KEY TAKEAWAY:According to Megan at STAT news “President Trump’s full budget proposal comes with massive cuts to Medicaid and the agencies and programs that run the nation’s public health and biomedical research efforts”.  And where are the pharma leaders?  Silent as every other major medical organization opposes new changes that could hurt 20 million patients.

Consider Trump’s proposal via STAT:

  • Medicaid’s budget would be slashed $610 billion over the next decade — in addition to the $839 billion that would be cut if the AHCA passes. It isn’t clear yet where in the program those cuts would take place.

  • The NIH budget would be cut by 18 percent from 2017 spending levels, down to $26 billion. The National Cancer Institute, which falls under the NIH umbrella, would see a budget cut of 19 percent.

  • The CDC budget would take a 17 percent cut, which shakes out to a $6.3 billion decrease in funding. Spending on HIV/AIDS, hepatitis, sexually transmitted infections, and tuberculosis prevention would be reduced by 17 percent. The CDC’s global health program — which is responsible for helping fight disease outbreaks abroad — would take an 18 percent cut.

  • The FDA would see a 31 percent decrease in direct government funding, leaving the agency with a $1.9 billion budget. The administration is hoping to offset that loss with a $1.3 billion increase in revenue from the user fees that drug and medical device makers pay when applying for FDA approval.

[inlinetweet prefix=”” tweeter=”” suffix=””]This comes at a time when $26,944 is this year’s estimate of what healthcare will cost a family of four in the U.S.[/inlinetweet], based on the 2017 Milliman Medical Index (MMI). This is based on the projected total costs of healthcare for a family covered by an employer-sponsored PPO plan.
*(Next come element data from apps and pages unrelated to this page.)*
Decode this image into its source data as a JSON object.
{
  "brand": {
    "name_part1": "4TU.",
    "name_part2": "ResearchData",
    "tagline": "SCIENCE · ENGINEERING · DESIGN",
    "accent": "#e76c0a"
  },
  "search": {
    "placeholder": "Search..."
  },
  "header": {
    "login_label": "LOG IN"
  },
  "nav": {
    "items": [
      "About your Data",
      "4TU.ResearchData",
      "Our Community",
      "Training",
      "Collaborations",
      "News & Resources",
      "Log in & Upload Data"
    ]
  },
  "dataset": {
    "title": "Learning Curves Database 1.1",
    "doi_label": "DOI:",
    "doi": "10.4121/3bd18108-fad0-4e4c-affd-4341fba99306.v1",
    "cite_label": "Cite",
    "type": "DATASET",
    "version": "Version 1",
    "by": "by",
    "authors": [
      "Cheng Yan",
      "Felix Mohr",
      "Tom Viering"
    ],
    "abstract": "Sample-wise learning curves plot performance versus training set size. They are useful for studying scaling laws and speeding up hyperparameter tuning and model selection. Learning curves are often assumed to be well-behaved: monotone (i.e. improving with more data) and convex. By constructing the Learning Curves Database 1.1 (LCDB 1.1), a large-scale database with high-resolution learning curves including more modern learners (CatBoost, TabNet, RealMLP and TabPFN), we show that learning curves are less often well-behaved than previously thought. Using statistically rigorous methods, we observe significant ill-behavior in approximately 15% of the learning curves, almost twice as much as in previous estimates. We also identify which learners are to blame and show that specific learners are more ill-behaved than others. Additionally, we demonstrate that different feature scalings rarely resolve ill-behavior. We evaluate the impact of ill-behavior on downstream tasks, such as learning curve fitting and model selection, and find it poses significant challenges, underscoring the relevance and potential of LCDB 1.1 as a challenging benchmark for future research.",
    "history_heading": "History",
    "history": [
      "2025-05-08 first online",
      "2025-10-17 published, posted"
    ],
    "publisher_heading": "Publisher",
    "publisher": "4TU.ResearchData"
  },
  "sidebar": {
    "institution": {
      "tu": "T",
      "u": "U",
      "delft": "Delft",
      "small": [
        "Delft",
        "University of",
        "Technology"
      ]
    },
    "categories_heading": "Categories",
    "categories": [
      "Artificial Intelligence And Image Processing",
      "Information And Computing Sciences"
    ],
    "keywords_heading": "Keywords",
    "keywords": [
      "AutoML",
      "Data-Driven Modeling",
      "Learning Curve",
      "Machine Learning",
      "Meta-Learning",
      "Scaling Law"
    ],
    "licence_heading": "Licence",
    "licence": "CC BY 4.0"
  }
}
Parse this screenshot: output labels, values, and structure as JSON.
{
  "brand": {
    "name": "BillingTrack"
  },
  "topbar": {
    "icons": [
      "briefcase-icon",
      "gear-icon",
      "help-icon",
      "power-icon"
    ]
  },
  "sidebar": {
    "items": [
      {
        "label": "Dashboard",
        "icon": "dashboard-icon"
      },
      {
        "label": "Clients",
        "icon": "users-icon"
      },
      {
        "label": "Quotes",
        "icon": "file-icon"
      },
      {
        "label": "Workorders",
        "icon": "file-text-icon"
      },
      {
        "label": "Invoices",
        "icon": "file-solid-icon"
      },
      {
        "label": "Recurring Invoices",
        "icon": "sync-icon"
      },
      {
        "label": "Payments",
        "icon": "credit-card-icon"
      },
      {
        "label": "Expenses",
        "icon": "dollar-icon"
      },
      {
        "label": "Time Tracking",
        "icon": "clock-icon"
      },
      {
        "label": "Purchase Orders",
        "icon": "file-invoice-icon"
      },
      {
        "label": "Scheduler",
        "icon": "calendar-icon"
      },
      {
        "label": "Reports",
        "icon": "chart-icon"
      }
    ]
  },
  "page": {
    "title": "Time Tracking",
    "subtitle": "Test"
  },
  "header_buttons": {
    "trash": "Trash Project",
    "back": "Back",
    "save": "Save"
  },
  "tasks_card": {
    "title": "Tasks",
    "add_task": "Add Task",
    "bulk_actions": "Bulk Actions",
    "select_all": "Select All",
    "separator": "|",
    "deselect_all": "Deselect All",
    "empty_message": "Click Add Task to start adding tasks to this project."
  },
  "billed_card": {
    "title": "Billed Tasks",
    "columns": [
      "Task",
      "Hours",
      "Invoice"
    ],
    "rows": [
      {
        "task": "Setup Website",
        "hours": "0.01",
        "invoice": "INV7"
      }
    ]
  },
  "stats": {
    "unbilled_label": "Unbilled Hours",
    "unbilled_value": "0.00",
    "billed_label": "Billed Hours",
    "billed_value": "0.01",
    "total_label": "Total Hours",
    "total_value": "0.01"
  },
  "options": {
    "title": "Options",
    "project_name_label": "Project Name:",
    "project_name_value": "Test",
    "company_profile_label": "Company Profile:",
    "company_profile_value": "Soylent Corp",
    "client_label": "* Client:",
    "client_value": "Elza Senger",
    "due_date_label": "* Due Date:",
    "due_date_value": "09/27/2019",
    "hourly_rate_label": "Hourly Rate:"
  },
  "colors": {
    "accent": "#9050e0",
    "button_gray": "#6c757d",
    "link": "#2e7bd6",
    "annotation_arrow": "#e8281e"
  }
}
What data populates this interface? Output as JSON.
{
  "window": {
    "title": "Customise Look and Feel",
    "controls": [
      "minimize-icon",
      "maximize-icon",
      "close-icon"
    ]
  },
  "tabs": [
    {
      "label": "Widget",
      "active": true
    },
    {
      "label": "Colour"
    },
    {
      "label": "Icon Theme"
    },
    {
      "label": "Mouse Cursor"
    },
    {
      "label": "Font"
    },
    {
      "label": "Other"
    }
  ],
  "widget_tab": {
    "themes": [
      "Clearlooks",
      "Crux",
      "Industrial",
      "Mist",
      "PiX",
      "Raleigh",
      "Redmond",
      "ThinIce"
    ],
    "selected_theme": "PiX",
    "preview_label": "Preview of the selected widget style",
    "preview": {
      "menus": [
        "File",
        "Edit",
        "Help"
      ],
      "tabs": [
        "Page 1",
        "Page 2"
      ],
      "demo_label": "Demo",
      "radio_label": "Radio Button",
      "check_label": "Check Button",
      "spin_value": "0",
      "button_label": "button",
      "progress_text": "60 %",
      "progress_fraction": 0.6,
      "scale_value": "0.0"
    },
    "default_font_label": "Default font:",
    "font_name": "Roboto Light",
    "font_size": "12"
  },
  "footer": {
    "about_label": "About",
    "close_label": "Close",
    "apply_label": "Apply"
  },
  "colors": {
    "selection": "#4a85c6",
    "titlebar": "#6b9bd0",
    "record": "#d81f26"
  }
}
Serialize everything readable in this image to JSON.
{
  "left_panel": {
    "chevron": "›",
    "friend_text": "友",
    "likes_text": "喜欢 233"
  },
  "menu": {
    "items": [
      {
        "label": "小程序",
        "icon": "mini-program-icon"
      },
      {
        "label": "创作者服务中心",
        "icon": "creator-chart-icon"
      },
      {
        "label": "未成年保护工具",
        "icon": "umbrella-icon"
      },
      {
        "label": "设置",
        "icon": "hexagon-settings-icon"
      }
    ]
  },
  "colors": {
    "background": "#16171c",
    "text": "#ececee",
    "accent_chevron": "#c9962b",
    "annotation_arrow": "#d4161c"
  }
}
While some pharma CEO’s have responded, Lilly’s for example, other are remaining too damn quiet and need to get their asses off the sideline and speak out against these cuts which could set American healthcare back 50 years.